Getting back to the question of criminalizing Antifa, freedom of speech and freedom of assembly are crucial concepts in this discussion because as others have pointed out numerous times — Antifa is not a group or organization, it does not have membership, and actions like assault are already criminalized. Ergo, the only logical result of criminalizing «Antifa» will be censorship and the restriction of freedom of assembly for people who oppose the far-right in public. Ignorant, possibly right-wing law enforcement agencies would draw up a list of attributes they associate with «Antifa,» and then they could surveil or detain anyone they apply that label to. Strangely, the right-wing commentators who constantly accuse Antifa and the left of trying to eliminate freedom of speech haven’t considered such consequences. In fact, they’ve been cheering the president on ever since he started tweeting about it. There is no mystery as to why — right-wingers don’t believe in freedom of speech. They just want the right to say and do whatever they want without consequences.

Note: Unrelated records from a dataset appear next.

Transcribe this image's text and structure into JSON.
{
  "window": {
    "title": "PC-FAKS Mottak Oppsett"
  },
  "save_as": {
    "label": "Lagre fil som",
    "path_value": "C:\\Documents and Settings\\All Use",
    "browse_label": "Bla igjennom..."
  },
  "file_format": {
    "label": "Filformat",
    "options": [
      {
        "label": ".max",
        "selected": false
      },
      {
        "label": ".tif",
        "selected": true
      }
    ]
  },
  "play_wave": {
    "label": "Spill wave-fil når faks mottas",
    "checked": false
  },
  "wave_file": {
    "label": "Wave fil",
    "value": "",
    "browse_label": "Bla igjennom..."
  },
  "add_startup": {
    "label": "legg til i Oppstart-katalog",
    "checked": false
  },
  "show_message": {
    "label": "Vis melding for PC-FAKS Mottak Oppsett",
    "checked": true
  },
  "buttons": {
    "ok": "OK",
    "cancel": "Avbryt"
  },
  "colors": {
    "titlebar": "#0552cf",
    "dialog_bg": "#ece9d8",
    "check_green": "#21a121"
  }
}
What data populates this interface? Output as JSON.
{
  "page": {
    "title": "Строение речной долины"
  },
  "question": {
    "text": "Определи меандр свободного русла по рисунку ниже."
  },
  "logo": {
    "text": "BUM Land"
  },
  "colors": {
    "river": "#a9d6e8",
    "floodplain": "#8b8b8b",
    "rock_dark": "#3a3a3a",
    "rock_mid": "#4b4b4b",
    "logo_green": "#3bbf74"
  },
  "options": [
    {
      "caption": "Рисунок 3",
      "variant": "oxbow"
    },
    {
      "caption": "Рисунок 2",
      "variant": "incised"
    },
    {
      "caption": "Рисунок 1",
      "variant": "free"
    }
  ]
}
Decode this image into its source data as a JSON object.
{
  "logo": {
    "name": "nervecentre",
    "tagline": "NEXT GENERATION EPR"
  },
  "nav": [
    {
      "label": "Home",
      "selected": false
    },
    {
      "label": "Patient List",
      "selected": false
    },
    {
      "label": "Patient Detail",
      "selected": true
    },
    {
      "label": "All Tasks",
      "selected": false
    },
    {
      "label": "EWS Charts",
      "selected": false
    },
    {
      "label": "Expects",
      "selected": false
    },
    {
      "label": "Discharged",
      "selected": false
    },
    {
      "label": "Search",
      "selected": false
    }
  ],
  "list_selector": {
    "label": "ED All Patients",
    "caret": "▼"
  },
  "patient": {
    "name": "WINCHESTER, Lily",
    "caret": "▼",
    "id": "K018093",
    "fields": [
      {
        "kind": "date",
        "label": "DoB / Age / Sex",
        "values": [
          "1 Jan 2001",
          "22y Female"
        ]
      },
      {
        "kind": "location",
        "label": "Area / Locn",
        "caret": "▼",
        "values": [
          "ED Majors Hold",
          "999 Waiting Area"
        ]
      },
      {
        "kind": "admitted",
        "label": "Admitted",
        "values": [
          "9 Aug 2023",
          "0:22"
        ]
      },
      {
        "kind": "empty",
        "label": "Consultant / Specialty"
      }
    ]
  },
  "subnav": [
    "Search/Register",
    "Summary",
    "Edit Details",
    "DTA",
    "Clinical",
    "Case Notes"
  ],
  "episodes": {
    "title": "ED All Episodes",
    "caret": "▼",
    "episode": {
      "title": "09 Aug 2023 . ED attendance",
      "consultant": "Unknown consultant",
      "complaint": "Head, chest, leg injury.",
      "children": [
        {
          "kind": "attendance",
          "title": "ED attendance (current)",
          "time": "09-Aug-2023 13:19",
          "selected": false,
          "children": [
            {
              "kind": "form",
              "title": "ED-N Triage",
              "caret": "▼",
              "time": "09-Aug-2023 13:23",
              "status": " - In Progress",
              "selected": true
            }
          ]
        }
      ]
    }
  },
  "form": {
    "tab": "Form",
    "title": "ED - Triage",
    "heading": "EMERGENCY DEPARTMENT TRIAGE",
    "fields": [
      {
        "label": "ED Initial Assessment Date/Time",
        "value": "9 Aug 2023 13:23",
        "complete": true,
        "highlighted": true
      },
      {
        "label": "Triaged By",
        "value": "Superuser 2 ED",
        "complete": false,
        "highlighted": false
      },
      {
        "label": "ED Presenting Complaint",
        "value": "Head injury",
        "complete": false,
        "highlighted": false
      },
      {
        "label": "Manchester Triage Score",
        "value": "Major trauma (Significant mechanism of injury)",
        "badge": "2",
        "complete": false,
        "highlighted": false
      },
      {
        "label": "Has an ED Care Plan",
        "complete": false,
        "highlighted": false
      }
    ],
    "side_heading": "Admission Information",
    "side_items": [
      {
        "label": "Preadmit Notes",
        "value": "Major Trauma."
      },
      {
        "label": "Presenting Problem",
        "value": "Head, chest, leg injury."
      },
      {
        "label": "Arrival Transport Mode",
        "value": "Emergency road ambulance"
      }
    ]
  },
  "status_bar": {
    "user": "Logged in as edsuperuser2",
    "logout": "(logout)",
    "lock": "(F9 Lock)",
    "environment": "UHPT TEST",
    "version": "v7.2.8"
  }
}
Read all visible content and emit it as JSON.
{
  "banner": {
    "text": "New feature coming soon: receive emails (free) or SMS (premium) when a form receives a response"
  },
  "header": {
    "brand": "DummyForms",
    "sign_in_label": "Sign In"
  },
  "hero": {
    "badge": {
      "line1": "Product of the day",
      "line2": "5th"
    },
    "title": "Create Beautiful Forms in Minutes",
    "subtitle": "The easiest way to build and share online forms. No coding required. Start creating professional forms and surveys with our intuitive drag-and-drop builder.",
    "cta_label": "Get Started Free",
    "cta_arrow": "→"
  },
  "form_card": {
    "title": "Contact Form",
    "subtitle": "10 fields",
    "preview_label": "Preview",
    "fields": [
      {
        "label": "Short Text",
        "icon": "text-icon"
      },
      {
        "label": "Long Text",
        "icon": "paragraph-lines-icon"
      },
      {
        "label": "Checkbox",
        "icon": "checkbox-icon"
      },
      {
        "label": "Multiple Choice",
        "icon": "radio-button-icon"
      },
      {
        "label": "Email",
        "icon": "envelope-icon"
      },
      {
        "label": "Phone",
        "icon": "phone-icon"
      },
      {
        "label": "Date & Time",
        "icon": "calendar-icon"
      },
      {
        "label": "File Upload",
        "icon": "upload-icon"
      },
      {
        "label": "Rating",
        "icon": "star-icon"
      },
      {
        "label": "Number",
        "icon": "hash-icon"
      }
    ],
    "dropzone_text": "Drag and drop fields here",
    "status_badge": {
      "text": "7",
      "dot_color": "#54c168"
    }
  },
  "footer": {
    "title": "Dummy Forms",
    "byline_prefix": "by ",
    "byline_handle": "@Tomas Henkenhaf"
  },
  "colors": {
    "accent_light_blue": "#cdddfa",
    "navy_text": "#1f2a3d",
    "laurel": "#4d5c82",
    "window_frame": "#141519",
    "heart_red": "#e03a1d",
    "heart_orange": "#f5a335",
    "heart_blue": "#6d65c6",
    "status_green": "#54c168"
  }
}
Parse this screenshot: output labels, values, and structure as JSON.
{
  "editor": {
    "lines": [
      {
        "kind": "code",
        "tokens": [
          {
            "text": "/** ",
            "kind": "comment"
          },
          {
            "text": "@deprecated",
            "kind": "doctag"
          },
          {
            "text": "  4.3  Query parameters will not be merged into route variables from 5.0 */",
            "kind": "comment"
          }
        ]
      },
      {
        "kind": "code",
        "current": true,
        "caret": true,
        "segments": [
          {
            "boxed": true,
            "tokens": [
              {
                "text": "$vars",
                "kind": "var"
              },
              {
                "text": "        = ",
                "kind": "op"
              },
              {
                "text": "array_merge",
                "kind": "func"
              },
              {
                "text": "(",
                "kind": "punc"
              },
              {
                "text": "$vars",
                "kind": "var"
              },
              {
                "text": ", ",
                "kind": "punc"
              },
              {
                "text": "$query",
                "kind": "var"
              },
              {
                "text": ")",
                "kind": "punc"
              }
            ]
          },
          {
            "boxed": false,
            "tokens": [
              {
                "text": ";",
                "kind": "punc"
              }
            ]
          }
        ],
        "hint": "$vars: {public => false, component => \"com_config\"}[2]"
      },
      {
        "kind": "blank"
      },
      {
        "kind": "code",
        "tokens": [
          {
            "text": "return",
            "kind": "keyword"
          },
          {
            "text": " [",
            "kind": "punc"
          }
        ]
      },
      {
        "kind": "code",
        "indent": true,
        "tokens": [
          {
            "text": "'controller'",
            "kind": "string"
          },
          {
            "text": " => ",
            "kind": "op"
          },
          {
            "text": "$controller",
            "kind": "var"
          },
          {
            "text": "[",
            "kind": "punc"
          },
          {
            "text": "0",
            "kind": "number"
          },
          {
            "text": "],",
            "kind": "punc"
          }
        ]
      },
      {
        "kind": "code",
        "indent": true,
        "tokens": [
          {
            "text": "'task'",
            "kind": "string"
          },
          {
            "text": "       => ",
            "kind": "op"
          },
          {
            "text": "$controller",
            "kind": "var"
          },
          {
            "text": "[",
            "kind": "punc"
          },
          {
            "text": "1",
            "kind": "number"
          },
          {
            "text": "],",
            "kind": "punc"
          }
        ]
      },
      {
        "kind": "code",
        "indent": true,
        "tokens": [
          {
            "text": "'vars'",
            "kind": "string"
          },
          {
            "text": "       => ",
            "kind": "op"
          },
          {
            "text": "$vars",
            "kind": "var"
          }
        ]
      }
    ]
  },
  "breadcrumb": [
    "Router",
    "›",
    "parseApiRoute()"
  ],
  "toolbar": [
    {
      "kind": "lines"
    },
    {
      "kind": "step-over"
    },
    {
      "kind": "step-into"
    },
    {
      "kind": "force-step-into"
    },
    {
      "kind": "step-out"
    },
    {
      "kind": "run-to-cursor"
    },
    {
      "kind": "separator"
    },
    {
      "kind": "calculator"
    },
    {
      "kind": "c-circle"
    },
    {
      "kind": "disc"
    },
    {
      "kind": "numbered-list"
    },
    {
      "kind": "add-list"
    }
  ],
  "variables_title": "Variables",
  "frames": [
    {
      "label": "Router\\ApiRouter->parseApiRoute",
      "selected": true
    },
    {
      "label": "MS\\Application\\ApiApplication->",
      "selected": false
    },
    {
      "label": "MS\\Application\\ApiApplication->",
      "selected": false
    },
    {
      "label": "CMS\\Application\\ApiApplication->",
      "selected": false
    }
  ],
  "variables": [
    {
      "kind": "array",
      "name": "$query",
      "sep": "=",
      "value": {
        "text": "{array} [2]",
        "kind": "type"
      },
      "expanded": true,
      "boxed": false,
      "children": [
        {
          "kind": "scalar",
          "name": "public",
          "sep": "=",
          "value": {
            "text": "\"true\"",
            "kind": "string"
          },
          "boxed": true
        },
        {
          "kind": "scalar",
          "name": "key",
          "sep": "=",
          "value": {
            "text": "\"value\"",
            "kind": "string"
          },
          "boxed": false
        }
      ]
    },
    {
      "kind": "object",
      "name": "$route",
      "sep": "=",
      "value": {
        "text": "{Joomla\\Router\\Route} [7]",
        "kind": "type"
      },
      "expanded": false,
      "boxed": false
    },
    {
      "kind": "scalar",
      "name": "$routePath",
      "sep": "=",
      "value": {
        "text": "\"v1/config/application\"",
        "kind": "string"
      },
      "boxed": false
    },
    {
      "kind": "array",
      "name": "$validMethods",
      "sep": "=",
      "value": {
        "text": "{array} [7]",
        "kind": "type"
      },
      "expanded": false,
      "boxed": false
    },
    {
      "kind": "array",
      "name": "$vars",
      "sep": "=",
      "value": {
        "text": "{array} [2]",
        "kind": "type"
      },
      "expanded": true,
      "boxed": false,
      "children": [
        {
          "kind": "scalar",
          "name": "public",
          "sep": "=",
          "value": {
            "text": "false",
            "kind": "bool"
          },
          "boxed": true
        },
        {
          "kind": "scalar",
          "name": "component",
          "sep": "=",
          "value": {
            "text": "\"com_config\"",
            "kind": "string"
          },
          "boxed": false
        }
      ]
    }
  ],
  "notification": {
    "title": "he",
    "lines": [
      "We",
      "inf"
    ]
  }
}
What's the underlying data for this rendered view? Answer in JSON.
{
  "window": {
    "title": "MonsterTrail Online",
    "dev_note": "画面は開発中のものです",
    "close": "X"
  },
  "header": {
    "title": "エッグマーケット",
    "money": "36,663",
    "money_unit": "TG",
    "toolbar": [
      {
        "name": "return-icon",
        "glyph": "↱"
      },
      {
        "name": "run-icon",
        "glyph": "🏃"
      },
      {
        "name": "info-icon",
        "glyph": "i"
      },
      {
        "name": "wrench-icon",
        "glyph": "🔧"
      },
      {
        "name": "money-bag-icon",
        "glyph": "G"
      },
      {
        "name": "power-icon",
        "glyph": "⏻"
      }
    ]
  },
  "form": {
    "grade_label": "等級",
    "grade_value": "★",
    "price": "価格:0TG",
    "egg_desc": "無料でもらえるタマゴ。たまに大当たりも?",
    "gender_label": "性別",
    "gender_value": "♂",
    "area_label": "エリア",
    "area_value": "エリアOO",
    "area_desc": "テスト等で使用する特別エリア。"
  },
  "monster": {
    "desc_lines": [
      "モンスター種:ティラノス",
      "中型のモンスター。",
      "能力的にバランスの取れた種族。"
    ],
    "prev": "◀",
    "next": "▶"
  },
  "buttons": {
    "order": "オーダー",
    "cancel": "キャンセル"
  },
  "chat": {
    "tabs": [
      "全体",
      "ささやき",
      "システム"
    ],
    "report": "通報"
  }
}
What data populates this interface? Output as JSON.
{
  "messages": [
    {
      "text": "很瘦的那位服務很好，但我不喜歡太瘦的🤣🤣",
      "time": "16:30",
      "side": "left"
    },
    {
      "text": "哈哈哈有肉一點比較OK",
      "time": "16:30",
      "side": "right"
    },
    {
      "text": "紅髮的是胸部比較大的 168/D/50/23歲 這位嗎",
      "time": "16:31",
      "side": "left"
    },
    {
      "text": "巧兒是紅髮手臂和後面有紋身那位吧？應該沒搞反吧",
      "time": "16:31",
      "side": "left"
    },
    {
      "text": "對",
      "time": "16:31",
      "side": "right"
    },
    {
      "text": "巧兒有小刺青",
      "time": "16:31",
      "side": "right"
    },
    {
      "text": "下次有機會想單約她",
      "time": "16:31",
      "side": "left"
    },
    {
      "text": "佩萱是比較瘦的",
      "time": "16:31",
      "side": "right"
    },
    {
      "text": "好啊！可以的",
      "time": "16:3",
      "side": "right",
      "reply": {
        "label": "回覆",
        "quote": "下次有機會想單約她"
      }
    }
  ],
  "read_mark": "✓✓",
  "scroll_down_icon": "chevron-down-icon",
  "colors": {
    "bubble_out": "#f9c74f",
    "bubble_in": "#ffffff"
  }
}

The outlook is grim at the moment, but American leftists can take solace in the fact that time and time again, it has been shown that the ideas of the right are not truly popular in this country. The actions taken by Republicans such as embracing the far-right, voter suppression, and rigging elections are the actions of a desperate, aging party that feels its vulnerability and is attempting to defend itself by establishing a form of fascist minority rule. Their incoherent raving about Antifa without so much as a peep about America’s largest and most ignored terrorist movement only proves that they are in fact fascists, or at the very least fascist sympathizers, and thus they deserve Antifa’s attention. And if the left or at least progressive-leaning people, who far outnumber the right, are criminalized for their beliefs, they will no longer be held back by the idea that must work only within the limits of the law. They will be freed from that restraint, and the oppressors will soon long for the days when all they had to fear were imaginary concrete milkshakes.